Pest and Disease Management

Common pests for cantaloupes include aphids, cucumber beetles, and powdery mildew. Regularly inspect your plants and address any pest or disease issues promptly. 

Organic pest control or beneficial insects are your best bets to help keep pest populations in check.

Harvesting Cantaloupe

Cantaloupes are typically ready for harvest 80-100 days after planting, depending on the variety and growing conditions. To determine if your cantaloupe is ready, consider the following signs:
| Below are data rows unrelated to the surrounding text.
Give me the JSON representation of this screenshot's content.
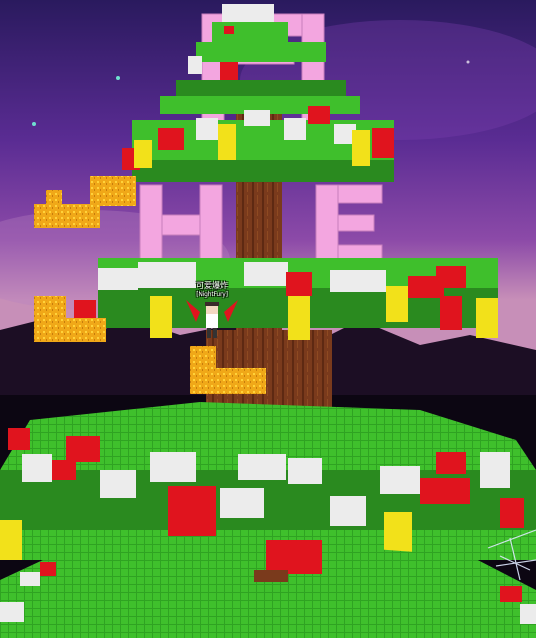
{
  "player": {
    "name": "可爱爆炸",
    "guild_tag": "[NightFury]"
  },
  "colors": {
    "sky_top": "#3b1f6e",
    "sky_mid": "#6a2fa3",
    "sky_low": "#c98bb8",
    "leaf_green": "#3fbf2c",
    "dark_green": "#2a8a1f",
    "trunk": "#7a3a1c",
    "red_block": "#e0141e",
    "yellow_block": "#f2e11a",
    "white_block": "#ececec",
    "gold_block": "#f5b21a",
    "pink_letter": "#f3a6e0"
  }
}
  • Skin Color: A ripe cantaloupe will have a uniform tan or yellowish background color. Depending on the variety, it will also have a prominent netting pattern on the skin.
  • Texture: Gently press the blossom end (opposite the stem) of the cantaloupe; it should yield slightly but not feel overly soft. Ripe cantaloupes have a tiny bit of give when pressed.
  • Smell: A ripe cantaloupe should emit a sweet, fragrant aroma from the stem end.
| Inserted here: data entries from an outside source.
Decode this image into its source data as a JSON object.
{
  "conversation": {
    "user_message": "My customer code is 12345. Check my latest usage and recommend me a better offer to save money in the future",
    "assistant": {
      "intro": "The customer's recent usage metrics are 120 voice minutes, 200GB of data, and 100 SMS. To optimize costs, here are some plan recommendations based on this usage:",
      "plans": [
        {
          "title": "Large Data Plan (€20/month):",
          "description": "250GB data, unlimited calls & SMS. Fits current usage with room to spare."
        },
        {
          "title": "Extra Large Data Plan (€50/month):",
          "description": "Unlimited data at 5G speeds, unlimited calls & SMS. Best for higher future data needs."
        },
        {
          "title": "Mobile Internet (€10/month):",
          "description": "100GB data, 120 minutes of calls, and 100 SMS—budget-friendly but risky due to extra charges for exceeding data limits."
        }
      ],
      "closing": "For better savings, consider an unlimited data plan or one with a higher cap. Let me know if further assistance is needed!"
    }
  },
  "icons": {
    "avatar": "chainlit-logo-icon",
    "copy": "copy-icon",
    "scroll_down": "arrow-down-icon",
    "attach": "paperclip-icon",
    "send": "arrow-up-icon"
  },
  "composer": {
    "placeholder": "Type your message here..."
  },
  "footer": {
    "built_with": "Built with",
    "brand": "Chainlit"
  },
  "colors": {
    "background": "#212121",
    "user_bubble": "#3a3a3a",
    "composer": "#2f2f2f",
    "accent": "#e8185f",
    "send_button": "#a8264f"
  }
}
To harvest, use a sharp knife or pruning shears to cut the fruit from the vine, leaving a short stem attached to the cantaloupe. Be careful not to damage the fruit or the vine.

Post-Harvest Care

After harvesting your cantaloupes, store them at room temperature for a few days to ripen further. Once they reach your desired level of ripeness, you can move them to the refrigerator to extend their shelf life. 

Cantaloupes are best enjoyed fresh. They’re great on their own but can also be used in various recipes from fruit salads to smoothies.

Growing cantaloupes in your garden can be a rewarding experience, offering you sweet and juicy melons bursting with flavor. Get started planting, because they take some time to grow. But you’ll love the result!

About Us

Tom and Sarah Greenwood are the dynamic duo behind “Yards Improved,” dedicated to the joys and challenges of gardening, pool maintenance, and lawn and patio care. With Tom’s passion for landscape design and Sarah’s enthusiastic approach to gardening, they share their journey of transforming their backyard into a thriving retreat. We strive to offer practical advice aimed at helping you enhance your outdoor space.